ACTIVITY:
Which lines below include "JSON"? Copy them all.

RECORDS FOR THIS TASK:
★ ★ ★ ★ ★

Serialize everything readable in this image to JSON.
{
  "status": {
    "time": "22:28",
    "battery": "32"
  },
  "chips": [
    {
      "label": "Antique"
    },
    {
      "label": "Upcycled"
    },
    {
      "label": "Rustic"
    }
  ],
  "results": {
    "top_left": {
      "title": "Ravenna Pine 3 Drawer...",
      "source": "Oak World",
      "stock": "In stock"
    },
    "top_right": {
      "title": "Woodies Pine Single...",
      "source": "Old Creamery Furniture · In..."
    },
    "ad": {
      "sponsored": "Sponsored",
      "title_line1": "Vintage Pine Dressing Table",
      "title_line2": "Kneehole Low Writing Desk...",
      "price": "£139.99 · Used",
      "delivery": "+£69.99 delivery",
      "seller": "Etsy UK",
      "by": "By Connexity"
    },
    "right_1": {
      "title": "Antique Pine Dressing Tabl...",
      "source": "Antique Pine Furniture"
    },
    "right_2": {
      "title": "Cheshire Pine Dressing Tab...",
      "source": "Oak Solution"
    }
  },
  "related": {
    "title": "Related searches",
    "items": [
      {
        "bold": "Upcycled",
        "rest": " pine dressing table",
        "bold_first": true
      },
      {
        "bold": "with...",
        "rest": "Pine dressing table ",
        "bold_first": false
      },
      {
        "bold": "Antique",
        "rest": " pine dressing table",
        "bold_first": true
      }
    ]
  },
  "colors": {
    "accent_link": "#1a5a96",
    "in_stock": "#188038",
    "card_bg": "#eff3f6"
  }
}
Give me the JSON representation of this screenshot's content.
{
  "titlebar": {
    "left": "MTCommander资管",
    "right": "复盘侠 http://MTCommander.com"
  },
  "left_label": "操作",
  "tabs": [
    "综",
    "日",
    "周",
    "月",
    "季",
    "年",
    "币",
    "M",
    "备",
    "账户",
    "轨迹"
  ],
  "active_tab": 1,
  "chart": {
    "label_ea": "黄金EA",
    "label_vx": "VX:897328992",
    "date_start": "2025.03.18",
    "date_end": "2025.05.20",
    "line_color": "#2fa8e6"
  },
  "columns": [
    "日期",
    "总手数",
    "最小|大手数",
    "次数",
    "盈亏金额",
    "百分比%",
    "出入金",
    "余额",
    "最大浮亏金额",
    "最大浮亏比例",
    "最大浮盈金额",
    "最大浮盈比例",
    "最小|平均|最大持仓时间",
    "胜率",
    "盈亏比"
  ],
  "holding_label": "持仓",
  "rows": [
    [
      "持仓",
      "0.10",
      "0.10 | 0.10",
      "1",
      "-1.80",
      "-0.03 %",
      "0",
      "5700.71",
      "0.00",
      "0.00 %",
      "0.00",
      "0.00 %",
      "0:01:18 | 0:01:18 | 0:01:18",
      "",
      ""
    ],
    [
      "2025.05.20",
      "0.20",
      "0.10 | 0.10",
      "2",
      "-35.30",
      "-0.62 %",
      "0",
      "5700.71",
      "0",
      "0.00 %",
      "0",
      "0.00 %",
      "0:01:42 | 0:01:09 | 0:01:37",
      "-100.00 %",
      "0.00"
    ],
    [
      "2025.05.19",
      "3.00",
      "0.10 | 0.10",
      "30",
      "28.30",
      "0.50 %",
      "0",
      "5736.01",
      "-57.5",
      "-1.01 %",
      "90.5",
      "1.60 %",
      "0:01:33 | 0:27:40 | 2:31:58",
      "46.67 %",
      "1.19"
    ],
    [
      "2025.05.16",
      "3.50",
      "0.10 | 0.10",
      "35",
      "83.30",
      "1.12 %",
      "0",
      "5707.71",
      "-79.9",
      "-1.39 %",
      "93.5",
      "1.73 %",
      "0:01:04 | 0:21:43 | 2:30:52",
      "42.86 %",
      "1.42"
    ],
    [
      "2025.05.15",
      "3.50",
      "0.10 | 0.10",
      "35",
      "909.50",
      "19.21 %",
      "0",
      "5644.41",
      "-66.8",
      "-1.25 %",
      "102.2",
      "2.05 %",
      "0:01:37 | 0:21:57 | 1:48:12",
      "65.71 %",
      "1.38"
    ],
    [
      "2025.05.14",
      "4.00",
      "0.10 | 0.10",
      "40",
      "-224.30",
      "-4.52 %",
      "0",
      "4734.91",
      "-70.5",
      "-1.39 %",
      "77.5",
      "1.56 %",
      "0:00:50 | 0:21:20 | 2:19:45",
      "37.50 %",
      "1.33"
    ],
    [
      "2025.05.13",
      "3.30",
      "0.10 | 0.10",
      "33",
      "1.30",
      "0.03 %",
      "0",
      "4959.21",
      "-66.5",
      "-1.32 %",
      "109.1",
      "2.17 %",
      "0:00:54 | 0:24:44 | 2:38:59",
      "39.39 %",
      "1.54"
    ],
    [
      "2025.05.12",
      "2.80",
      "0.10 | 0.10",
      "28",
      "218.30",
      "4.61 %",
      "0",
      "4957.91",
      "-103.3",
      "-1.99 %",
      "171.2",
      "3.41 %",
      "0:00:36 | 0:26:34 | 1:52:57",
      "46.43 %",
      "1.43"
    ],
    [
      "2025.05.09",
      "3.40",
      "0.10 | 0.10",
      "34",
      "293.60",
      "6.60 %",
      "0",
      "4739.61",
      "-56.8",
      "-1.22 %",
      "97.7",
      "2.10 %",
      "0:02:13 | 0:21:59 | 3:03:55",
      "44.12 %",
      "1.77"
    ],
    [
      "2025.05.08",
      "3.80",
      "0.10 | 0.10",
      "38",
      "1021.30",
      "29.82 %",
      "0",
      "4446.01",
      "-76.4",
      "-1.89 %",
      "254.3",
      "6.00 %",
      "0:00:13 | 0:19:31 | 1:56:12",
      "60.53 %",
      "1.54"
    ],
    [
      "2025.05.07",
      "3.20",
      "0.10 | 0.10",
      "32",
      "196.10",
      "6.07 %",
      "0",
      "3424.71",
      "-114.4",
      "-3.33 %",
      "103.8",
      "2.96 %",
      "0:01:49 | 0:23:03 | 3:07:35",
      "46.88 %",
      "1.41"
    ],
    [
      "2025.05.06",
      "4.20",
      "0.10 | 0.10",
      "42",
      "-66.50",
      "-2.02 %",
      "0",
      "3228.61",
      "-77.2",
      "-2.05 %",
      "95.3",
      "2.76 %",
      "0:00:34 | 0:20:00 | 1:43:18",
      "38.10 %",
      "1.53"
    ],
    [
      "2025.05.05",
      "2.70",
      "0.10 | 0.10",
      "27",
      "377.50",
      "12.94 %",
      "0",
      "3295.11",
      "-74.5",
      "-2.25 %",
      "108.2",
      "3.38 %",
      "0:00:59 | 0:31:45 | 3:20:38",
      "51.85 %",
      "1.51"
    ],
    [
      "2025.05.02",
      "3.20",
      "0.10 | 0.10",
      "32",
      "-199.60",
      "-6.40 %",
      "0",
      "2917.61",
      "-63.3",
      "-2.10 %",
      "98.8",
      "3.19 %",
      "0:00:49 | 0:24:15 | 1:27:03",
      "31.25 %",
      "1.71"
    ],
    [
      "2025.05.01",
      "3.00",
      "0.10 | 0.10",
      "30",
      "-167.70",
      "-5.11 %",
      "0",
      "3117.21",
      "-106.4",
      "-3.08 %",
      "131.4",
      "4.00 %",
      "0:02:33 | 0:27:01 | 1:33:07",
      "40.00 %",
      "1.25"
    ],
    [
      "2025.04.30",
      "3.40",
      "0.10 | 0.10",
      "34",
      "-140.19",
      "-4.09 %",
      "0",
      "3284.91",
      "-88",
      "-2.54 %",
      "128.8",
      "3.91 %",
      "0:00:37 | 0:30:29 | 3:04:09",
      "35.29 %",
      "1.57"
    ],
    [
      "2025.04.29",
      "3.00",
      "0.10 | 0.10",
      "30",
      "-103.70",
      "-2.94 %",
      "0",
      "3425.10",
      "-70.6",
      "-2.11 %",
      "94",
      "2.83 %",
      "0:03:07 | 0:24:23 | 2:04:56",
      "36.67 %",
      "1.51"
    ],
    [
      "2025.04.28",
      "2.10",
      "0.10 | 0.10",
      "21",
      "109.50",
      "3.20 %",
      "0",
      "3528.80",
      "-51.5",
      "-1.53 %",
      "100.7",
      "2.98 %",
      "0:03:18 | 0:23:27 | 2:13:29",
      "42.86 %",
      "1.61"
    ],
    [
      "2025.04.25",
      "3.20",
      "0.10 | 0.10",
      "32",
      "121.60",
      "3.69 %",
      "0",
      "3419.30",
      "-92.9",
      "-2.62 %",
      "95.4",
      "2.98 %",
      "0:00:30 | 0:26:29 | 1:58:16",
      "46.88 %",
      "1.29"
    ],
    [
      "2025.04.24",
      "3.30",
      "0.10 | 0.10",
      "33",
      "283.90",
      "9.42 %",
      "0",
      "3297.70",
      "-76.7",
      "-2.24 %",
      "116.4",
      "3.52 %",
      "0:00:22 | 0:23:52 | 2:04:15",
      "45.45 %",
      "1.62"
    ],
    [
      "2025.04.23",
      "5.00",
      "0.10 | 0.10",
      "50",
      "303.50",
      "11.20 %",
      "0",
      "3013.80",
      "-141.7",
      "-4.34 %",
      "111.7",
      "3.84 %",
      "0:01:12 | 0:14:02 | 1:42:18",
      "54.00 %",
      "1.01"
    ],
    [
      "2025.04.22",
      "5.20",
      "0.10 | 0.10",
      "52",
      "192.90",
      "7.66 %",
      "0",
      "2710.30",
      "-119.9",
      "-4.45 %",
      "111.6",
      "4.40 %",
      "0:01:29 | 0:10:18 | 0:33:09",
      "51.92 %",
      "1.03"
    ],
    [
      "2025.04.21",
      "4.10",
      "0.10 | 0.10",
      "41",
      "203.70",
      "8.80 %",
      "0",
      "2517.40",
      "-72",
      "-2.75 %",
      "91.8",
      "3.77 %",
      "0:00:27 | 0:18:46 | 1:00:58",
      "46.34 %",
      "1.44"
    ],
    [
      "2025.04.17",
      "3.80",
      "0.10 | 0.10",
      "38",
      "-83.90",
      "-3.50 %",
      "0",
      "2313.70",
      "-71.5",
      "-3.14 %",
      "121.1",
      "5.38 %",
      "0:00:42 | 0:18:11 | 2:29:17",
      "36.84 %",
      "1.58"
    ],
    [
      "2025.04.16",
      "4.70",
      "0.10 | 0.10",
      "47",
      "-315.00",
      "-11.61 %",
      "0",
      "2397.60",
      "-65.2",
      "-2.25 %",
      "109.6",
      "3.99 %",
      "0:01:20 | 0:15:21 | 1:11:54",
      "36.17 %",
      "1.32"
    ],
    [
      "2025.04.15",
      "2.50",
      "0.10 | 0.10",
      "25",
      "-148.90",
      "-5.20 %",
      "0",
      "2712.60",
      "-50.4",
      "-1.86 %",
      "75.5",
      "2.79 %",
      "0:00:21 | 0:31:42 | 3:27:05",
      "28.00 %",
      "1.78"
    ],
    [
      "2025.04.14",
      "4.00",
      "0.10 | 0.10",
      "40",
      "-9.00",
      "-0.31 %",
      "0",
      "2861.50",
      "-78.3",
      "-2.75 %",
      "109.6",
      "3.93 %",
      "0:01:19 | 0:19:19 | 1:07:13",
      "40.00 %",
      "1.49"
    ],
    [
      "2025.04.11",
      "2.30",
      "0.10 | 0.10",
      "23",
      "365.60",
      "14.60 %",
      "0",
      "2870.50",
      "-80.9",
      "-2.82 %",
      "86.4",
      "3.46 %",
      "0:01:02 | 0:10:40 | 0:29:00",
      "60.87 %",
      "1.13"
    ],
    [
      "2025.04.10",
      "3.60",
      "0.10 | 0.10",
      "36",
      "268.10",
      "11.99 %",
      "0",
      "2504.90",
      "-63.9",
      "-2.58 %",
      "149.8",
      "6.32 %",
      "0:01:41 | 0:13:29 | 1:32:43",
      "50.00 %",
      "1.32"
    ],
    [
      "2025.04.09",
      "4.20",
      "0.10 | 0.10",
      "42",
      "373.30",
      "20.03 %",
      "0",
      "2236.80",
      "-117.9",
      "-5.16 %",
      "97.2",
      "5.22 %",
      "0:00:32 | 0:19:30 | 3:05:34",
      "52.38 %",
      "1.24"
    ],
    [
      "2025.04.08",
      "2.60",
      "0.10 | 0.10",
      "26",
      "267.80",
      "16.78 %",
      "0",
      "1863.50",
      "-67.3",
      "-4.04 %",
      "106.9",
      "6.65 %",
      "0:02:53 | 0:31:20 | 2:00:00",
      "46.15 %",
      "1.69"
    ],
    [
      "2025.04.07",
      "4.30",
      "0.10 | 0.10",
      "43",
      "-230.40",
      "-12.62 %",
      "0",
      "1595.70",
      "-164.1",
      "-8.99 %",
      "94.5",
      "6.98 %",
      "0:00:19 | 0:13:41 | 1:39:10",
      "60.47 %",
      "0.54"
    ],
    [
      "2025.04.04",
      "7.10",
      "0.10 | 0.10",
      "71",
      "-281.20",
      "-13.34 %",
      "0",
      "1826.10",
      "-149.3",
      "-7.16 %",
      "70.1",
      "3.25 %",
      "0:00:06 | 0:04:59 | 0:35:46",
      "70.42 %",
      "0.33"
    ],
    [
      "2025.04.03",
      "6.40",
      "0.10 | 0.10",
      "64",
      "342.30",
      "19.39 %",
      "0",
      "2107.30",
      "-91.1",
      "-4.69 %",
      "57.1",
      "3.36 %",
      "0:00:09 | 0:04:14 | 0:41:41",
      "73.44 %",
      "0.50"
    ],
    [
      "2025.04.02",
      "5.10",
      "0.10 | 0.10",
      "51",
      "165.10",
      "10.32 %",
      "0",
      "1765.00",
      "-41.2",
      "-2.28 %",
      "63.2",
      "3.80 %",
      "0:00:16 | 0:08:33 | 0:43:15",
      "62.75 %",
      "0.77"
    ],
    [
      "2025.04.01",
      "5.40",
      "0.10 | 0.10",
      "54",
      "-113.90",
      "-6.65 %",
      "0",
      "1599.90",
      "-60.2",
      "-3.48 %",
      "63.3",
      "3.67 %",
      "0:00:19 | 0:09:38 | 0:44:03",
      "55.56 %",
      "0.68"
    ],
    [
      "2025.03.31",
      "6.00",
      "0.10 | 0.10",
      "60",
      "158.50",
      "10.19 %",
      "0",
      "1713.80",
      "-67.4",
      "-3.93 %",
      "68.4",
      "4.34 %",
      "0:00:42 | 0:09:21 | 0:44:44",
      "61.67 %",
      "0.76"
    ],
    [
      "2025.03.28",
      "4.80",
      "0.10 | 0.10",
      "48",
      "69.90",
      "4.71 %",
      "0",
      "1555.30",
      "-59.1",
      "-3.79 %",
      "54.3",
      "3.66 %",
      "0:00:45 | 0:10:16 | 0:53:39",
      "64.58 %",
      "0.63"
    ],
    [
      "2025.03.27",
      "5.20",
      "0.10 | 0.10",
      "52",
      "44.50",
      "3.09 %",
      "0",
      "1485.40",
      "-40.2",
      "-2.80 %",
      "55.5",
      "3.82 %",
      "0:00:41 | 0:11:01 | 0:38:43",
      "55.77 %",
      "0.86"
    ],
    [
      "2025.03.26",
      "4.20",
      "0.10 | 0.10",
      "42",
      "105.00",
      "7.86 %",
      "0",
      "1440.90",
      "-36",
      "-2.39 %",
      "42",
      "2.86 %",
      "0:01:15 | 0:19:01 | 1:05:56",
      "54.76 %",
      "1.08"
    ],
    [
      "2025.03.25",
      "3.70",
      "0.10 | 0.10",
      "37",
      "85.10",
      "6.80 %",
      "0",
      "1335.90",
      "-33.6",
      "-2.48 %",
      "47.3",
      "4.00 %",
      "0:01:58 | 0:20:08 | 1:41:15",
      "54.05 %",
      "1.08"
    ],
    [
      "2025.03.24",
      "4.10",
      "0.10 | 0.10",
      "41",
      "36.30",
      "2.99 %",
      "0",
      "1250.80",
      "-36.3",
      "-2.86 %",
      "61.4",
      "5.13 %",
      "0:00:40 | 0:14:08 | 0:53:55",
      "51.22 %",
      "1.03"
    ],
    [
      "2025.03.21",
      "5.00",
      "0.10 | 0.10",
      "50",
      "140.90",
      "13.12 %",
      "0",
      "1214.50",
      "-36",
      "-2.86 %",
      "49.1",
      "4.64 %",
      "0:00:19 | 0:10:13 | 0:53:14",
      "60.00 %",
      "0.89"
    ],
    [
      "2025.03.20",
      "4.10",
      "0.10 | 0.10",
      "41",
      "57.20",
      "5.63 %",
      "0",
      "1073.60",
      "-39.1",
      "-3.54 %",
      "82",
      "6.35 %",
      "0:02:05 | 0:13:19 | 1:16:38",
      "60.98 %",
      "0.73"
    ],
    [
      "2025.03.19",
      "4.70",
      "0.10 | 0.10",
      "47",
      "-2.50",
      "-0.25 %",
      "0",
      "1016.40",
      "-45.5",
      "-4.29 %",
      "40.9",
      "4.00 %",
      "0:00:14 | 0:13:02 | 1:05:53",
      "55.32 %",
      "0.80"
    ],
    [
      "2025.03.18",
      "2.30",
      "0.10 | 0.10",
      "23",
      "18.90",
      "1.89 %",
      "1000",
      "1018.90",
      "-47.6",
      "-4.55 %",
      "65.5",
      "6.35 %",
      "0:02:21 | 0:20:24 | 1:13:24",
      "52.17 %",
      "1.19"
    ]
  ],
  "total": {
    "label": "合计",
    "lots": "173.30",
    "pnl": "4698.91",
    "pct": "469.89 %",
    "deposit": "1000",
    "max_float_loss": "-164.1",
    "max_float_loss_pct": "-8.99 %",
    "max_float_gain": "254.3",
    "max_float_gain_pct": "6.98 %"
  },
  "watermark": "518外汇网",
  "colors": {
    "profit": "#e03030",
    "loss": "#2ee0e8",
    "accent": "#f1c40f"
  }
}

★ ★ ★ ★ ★

ANSWER SPACE:
Serialize everything readable in this image to JSON.
Give me the JSON representation of this screenshot's content.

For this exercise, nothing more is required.